6. The violin is an extremely versatile instrument when you consider the musical genres in which it is featured. Does it get the credit it deserves? I don’t think people perceive violin as diverse of an instrument as it really is. You can literally play any genre on the violin. That’s part of what I am trying to explore in my own career.
7. People would be surprised to find out that I: Used to take figure skating lessons growing up. I loved it, but I had to drop it after four years when it became too intense with all the music studies.
8. You have traveled the world to perform. What venue left you most in awe? I think getting to play with Robert Rodriguez at Dizzy’s Club for Jazz at Lincoln Center overlooking Central Park in New York City was pretty jaw-dropping.
9. I would think it takes a lot of energy to perform as a professional musician. Do you employ any particular workout regimens to make sure you’re on top of your game? I should. I keep telling myself I’ve got to get back on the bandwagon with that. I used to run years back.
10. You live in St. Louis these days. What do you miss about Beloit? I haven’t lived in Beloit since 2003, and in between I was in Madison; Pittsburgh, Pennsylvania, and Lansing, Michigan. I definitely miss my parents and friends still around the area, but I try to come back often. I think I miss the feeling of how simple life was back then. I always enjoy taking walks and reliving memories when I return.
11. At Webster University, you teach classes in “music entrepreneurship.” What is that? Musicians need to know how to survive in the real world. It’s tough. A huge part of what I teach in the classes is how to have the right mindset, how to create your own opportunities, and how to reach your goals.
12. When it comes to jazz, who are your musical heroes? Oh man, there are so many. Two of my classic favorites are Stuff Smith and Oscar Peterson.
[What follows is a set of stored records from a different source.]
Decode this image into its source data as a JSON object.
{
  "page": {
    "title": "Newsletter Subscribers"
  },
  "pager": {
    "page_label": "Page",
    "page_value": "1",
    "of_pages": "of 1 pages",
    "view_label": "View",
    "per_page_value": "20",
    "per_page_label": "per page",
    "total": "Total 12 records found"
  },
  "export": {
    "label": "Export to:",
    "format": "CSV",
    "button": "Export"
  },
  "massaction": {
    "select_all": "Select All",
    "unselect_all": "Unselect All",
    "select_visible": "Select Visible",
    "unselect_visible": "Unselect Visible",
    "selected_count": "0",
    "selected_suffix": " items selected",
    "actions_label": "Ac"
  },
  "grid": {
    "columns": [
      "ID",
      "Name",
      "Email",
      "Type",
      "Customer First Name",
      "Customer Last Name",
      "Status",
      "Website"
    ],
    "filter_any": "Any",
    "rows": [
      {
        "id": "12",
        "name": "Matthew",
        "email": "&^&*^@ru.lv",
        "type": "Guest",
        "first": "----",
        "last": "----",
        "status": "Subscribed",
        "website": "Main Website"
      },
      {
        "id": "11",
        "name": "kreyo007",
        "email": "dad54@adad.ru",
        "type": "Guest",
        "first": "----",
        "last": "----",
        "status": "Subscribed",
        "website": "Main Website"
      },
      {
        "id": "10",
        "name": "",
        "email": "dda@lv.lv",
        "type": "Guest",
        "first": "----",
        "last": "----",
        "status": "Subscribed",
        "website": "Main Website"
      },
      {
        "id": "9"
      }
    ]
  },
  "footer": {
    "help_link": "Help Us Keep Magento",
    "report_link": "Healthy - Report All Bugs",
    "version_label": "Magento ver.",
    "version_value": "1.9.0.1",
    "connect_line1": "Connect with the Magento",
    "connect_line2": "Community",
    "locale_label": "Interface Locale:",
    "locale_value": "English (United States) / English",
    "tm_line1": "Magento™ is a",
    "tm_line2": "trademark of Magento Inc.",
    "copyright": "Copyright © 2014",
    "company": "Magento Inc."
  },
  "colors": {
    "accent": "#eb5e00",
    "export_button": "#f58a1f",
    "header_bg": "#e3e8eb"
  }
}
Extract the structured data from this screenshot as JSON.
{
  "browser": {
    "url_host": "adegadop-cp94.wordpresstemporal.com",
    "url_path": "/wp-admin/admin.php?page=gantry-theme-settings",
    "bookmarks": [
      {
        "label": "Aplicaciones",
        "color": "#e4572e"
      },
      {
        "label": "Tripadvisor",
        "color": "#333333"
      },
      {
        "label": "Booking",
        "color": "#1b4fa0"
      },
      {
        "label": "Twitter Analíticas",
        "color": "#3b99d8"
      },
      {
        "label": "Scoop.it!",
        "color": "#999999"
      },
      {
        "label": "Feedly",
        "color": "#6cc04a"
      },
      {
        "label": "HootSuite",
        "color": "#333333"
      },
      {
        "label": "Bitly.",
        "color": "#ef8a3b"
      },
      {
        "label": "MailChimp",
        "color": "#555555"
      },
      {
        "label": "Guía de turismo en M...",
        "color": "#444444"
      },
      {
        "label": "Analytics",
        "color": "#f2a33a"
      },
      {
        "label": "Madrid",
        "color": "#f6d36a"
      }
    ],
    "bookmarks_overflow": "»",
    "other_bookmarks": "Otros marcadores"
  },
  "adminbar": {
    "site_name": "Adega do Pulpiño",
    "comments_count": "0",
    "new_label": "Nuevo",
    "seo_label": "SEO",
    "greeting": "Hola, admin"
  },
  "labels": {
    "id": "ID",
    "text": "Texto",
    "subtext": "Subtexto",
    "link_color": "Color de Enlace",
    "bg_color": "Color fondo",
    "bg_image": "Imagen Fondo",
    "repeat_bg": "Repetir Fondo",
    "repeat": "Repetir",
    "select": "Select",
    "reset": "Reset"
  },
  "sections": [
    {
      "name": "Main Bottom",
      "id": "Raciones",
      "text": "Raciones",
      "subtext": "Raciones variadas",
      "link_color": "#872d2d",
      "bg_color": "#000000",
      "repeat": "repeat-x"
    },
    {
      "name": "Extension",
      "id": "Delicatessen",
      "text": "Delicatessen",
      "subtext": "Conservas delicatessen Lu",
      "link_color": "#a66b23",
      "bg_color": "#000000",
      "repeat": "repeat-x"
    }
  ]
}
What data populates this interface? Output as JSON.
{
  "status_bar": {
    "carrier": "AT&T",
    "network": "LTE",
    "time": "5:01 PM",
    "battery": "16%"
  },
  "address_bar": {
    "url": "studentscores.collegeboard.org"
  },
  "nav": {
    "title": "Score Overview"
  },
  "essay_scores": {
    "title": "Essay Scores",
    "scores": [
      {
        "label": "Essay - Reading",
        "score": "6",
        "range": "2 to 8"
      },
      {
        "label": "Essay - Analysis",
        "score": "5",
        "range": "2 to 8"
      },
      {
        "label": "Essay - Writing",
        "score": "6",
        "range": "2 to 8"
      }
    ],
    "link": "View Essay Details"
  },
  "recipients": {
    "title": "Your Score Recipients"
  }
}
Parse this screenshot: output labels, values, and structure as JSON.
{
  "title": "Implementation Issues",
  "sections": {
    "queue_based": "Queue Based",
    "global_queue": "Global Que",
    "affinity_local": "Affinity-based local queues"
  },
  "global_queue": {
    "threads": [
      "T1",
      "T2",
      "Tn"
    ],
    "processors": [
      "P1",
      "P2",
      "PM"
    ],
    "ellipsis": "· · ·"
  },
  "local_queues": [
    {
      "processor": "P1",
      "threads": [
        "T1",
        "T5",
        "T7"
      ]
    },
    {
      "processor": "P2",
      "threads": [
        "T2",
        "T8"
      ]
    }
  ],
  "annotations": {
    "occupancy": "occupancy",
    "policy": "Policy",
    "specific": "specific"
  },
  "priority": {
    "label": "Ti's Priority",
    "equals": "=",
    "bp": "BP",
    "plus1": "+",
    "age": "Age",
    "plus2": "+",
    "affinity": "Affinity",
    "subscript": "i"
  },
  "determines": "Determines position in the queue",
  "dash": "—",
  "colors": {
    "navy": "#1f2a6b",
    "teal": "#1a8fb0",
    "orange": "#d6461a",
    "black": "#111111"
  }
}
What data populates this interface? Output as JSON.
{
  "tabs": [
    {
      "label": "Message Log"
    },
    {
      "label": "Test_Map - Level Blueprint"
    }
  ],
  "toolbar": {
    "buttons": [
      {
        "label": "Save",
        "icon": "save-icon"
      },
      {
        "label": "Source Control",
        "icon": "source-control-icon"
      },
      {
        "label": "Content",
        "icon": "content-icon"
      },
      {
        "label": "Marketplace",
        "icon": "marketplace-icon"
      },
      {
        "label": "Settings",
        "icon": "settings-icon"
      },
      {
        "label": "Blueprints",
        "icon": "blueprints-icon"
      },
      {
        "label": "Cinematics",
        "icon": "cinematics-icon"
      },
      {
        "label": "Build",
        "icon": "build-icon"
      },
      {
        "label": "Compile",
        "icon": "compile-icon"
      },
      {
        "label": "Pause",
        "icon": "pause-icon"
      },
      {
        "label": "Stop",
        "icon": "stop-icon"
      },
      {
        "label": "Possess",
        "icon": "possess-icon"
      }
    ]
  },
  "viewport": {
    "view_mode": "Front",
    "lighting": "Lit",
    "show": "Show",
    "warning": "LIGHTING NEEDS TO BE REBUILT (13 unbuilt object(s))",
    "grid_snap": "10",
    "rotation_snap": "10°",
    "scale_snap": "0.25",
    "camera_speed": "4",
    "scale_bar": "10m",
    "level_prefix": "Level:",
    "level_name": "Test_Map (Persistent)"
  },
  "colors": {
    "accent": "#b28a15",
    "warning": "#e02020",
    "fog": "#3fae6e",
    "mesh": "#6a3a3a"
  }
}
13. If someone else paid for the experience, would you go bungee jumping? I’ve always had a fear of heights, but it’s gotten better the older I get. I think I would be down.
14. If you could learn to do anything, what would it be? Realistically, I think I would want to be an expert cook. I love food, possibly more than music. I’m just lazy about leveling up my cooking skills. Beyond reality, time travel would be pretty awesome.
15. Who is your favorite Muppet? Animal was pretty cool. He likes music and food.
16. Do you have any pre-gig rituals? I have a lucky bicentennial dollar coin I always have in my pocket for performances.
17. My kid plays guitar and video games, and he claims the two complement each other when it comes to quick thinking and dexterity. I think he just wants to play more video games. Is there something to his theory? Maybe if he’s playing “Guitar Hero”? Yeah, I think he’s trying to pull a fast one on you.
18. If you could perform with any group/person across any genre, living or dead, which/who would you choose, and why? Bach, definitely Bach. As a performer and improviser, he was incredible. You can hear that in his amazing body of compositions.
19. Do you play any other instruments? I play viola as often as violin. I did my doctoral studies at Michigan State University primarily on viola. I enjoy singing with jazz groups. I took bass guitar, guitar and piano lessons when I was younger. I accompany my younger students on piano in lessons and occasionally perform with my beginners.
20. Do you believe in karma? I think people who treat others well often find themselves to be successful.